**TASK STATEMENT**
All of the data below should be repeated exactly. Pictures should not be included.

(Beginning of RECORD EXCERPTS)

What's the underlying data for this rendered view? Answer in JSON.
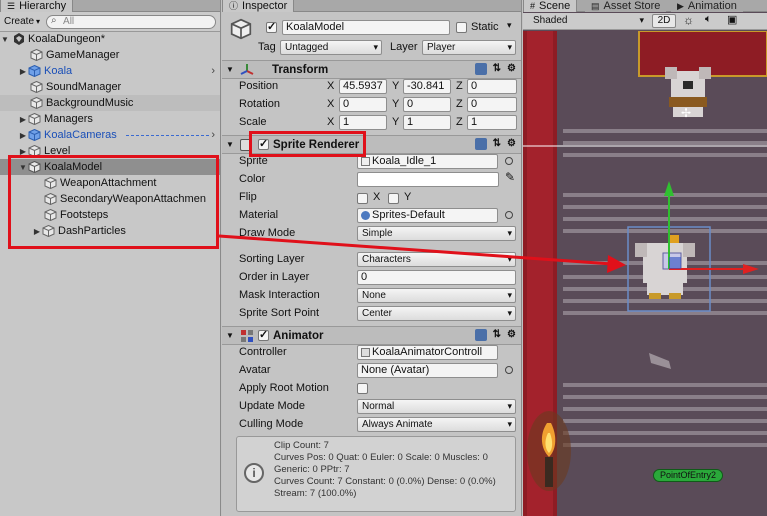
{
  "hierarchy": {
    "tab_label": "Hierarchy",
    "create_label": "Create",
    "search_placeholder": "All",
    "scene_name": "KoalaDungeon*",
    "items": [
      {
        "label": "GameManager"
      },
      {
        "label": "Koala"
      },
      {
        "label": "SoundManager"
      },
      {
        "label": "BackgroundMusic"
      },
      {
        "label": "Managers"
      },
      {
        "label": "KoalaCameras"
      },
      {
        "label": "Level"
      },
      {
        "label": "KoalaModel"
      },
      {
        "label": "WeaponAttachment"
      },
      {
        "label": "SecondaryWeaponAttachmen"
      },
      {
        "label": "Footsteps"
      },
      {
        "label": "DashParticles"
      }
    ]
  },
  "inspector": {
    "tab_label": "Inspector",
    "object_name": "KoalaModel",
    "static_label": "Static",
    "tag_label": "Tag",
    "tag_value": "Untagged",
    "layer_label": "Layer",
    "layer_value": "Player",
    "transform": {
      "title": "Transform",
      "position_label": "Position",
      "rotation_label": "Rotation",
      "scale_label": "Scale",
      "axis_x": "X",
      "axis_y": "Y",
      "axis_z": "Z",
      "position": [
        "45.5937",
        "-30.841",
        "0"
      ],
      "rotation": [
        "0",
        "0",
        "0"
      ],
      "scale": [
        "1",
        "1",
        "1"
      ]
    },
    "sprite_renderer": {
      "title": "Sprite Renderer",
      "sprite_label": "Sprite",
      "sprite_value": "Koala_Idle_1",
      "color_label": "Color",
      "flip_label": "Flip",
      "flip_x": "X",
      "flip_y": "Y",
      "material_label": "Material",
      "material_value": "Sprites-Default",
      "draw_mode_label": "Draw Mode",
      "draw_mode_value": "Simple",
      "sorting_layer_label": "Sorting Layer",
      "sorting_layer_value": "Characters",
      "order_label": "Order in Layer",
      "order_value": "0",
      "mask_label": "Mask Interaction",
      "mask_value": "None",
      "sort_point_label": "Sprite Sort Point",
      "sort_point_value": "Center"
    },
    "animator": {
      "title": "Animator",
      "controller_label": "Controller",
      "controller_value": "KoalaAnimatorControll",
      "avatar_label": "Avatar",
      "avatar_value": "None (Avatar)",
      "root_motion_label": "Apply Root Motion",
      "update_label": "Update Mode",
      "update_value": "Normal",
      "culling_label": "Culling Mode",
      "culling_value": "Always Animate",
      "info": [
        "Clip Count: 7",
        "Curves Pos: 0 Quat: 0 Euler: 0 Scale: 0 Muscles: 0",
        "Generic: 0 PPtr: 7",
        "Curves Count: 7 Constant: 0 (0.0%) Dense: 0 (0.0%)",
        "Stream: 7 (100.0%)"
      ]
    }
  },
  "scene": {
    "tabs": [
      {
        "label": "Scene"
      },
      {
        "label": "Asset Store"
      },
      {
        "label": "Animation"
      }
    ],
    "shading_value": "Shaded",
    "mode_2d": "2D",
    "point_label": "PointOfEntry2"
  },
  "colors": {
    "annotation_red": "#e0101a",
    "selection_gray": "#8f8f8f",
    "prefab_blue": "#1a4fb8",
    "scene_bg": "#5a4b58",
    "carpet_red": "#8e1c24"
  }
}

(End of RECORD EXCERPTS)

**SOLUTION FOR THIS PROBLEM**
What's the underlying data for this rendered view? Answer in JSON.
{
  "hierarchy": {
    "tab_label": "Hierarchy",
    "create_label": "Create",
    "search_placeholder": "All",
    "scene_name": "KoalaDungeon*",
    "items": [
      {
        "label": "GameManager"
      },
      {
        "label": "Koala"
      },
      {
        "label": "SoundManager"
      },
      {
        "label": "BackgroundMusic"
      },
      {
        "label": "Managers"
      },
      {
        "label": "KoalaCameras"
      },
      {
        "label": "Level"
      },
      {
        "label": "KoalaModel"
      },
      {
        "label": "WeaponAttachment"
      },
      {
        "label": "SecondaryWeaponAttachmen"
      },
      {
        "label": "Footsteps"
      },
      {
        "label": "DashParticles"
      }
    ]
  },
  "inspector": {
    "tab_label": "Inspector",
    "object_name": "KoalaModel",
    "static_label": "Static",
    "tag_label": "Tag",
    "tag_value": "Untagged",
    "layer_label": "Layer",
    "layer_value": "Player",
    "transform": {
      "title": "Transform",
      "position_label": "Position",
      "rotation_label": "Rotation",
      "scale_label": "Scale",
      "axis_x": "X",
      "axis_y": "Y",
      "axis_z": "Z",
      "position": [
        "45.5937",
        "-30.841",
        "0"
      ],
      "rotation": [
        "0",
        "0",
        "0"
      ],
      "scale": [
        "1",
        "1",
        "1"
      ]
    },
    "sprite_renderer": {
      "title": "Sprite Renderer",
      "sprite_label": "Sprite",
      "sprite_value": "Koala_Idle_1",
      "color_label": "Color",
      "flip_label": "Flip",
      "flip_x": "X",
      "flip_y": "Y",
      "material_label": "Material",
      "material_value": "Sprites-Default",
      "draw_mode_label": "Draw Mode",
      "draw_mode_value": "Simple",
      "sorting_layer_label": "Sorting Layer",
      "sorting_layer_value": "Characters",
      "order_label": "Order in Layer",
      "order_value": "0",
      "mask_label": "Mask Interaction",
      "mask_value": "None",
      "sort_point_label": "Sprite Sort Point",
      "sort_point_value": "Center"
    },
    "animator": {
      "title": "Animator",
      "controller_label": "Controller",
      "controller_value": "KoalaAnimatorControll",
      "avatar_label": "Avatar",
      "avatar_value": "None (Avatar)",
      "root_motion_label": "Apply Root Motion",
      "update_label": "Update Mode",
      "update_value": "Normal",
      "culling_label": "Culling Mode",
      "culling_value": "Always Animate",
      "info": [
        "Clip Count: 7",
        "Curves Pos: 0 Quat: 0 Euler: 0 Scale: 0 Muscles: 0",
        "Generic: 0 PPtr: 7",
        "Curves Count: 7 Constant: 0 (0.0%) Dense: 0 (0.0%)",
        "Stream: 7 (100.0%)"
      ]
    }
  },
  "scene": {
    "tabs": [
      {
        "label": "Scene"
      },
      {
        "label": "Asset Store"
      },
      {
        "label": "Animation"
      }
    ],
    "shading_value": "Shaded",
    "mode_2d": "2D",
    "point_label": "PointOfEntry2"
  },
  "colors": {
    "annotation_red": "#e0101a",
    "selection_gray": "#8f8f8f",
    "prefab_blue": "#1a4fb8",
    "scene_bg": "#5a4b58",
    "carpet_red": "#8e1c24"
  }
}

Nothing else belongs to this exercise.